The Maga lab investigates the mechanisms (i.e., contributions of genes and environmental factors) responsible for human malformations, specifically craniofacial disorders, and normal phenotypic variation. The lab is currently unraveling the epigenetic changes – changes in the genome due to environmental factors as opposed to mutations – that contribute to fetal alcohol spectrum disorders (FASD).
Researchers know that drinking alcohol during pregnancy can trigger a wide range of these disorders. Among these, fetal alcohol syndrome (FAS) is a very specific category and is diagnosed typically by growth retardation, craniofacial malformations, central nervous system impairment and low head circumference percentile. But not every individual exposed to alcohol during gestation gets full-blown FAS. The reasons for these variable outcomes remain elusive.
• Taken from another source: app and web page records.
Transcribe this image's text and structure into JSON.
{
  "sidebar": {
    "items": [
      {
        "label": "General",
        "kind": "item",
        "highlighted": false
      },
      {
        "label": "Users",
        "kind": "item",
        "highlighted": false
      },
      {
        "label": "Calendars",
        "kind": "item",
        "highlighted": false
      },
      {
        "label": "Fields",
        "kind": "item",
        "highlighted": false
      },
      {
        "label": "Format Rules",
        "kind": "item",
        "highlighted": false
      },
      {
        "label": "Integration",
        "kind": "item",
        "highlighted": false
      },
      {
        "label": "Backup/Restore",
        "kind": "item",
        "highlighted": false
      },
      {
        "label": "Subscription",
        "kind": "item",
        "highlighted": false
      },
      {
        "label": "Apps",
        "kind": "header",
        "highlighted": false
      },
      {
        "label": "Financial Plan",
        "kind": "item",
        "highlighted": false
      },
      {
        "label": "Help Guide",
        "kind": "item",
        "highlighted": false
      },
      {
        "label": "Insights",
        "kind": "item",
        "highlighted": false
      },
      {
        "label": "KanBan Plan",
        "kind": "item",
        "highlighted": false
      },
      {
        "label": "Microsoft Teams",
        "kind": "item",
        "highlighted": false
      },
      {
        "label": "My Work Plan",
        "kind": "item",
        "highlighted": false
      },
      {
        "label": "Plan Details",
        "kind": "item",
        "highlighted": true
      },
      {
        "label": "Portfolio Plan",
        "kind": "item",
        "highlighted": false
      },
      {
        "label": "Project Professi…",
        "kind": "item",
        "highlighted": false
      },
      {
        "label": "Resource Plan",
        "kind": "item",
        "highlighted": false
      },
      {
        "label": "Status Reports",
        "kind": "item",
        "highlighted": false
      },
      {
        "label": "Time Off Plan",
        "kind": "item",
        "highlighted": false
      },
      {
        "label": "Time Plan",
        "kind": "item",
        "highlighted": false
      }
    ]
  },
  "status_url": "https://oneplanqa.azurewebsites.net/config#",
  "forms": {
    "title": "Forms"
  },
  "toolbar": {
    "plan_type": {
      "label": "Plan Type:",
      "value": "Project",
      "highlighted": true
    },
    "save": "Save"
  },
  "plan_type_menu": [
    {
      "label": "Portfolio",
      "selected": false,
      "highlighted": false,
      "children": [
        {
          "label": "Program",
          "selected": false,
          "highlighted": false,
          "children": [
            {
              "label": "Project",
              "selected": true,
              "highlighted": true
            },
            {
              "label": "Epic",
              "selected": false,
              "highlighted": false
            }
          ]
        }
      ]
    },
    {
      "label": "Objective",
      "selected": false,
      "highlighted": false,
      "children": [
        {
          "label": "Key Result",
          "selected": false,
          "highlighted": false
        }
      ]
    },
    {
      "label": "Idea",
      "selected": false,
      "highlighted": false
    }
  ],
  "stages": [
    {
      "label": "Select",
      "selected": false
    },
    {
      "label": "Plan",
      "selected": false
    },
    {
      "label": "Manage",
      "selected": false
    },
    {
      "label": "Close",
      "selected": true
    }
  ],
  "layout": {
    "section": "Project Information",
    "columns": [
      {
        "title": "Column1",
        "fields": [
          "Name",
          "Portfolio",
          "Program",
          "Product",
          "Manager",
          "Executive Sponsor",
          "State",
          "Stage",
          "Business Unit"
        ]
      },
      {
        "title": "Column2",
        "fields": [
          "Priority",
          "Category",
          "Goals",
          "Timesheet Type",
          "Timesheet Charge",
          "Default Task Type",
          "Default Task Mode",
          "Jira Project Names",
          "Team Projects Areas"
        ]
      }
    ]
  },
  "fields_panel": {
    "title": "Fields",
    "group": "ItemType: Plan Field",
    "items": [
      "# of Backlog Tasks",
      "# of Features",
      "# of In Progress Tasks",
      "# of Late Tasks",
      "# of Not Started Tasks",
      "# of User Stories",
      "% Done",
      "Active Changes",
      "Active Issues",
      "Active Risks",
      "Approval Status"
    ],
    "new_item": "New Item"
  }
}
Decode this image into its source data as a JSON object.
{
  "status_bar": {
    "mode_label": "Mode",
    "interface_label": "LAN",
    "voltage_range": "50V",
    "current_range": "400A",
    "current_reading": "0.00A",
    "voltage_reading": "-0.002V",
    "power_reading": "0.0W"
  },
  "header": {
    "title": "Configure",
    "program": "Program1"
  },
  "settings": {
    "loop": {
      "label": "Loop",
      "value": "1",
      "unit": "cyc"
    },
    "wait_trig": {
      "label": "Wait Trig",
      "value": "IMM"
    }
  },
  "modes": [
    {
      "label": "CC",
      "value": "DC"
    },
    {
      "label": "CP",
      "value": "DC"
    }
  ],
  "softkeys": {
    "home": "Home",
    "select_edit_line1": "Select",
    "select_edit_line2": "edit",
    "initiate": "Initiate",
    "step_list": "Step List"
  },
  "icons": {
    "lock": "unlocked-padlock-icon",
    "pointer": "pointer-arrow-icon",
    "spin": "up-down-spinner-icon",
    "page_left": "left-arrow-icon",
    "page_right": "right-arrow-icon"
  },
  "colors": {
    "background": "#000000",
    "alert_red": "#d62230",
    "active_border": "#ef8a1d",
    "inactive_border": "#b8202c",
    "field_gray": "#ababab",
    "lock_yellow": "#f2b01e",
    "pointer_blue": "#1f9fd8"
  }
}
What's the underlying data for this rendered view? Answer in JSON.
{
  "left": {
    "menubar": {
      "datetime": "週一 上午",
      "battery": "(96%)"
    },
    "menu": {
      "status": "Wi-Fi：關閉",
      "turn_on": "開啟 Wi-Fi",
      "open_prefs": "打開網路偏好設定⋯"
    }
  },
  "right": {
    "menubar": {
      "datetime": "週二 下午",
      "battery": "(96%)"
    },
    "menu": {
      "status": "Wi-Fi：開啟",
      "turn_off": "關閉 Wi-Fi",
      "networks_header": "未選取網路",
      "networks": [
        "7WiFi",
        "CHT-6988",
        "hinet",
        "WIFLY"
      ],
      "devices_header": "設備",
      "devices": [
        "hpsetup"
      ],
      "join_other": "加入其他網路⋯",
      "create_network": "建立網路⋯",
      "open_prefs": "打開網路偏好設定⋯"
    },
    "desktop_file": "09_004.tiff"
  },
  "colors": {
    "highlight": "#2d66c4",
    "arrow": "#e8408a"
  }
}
There are simply too many factors to isolate such as the amount of alcohol consumed, when and how long it is consumed, the influence of maternal age, health and the inherent genetic variation in humans.
Dr. A Murat Maga and his colleagues in Seattle Children’s Center for Craniofacial Research are investigating these issues, with the ultimate goal of improving FASD diagnosis and prevention.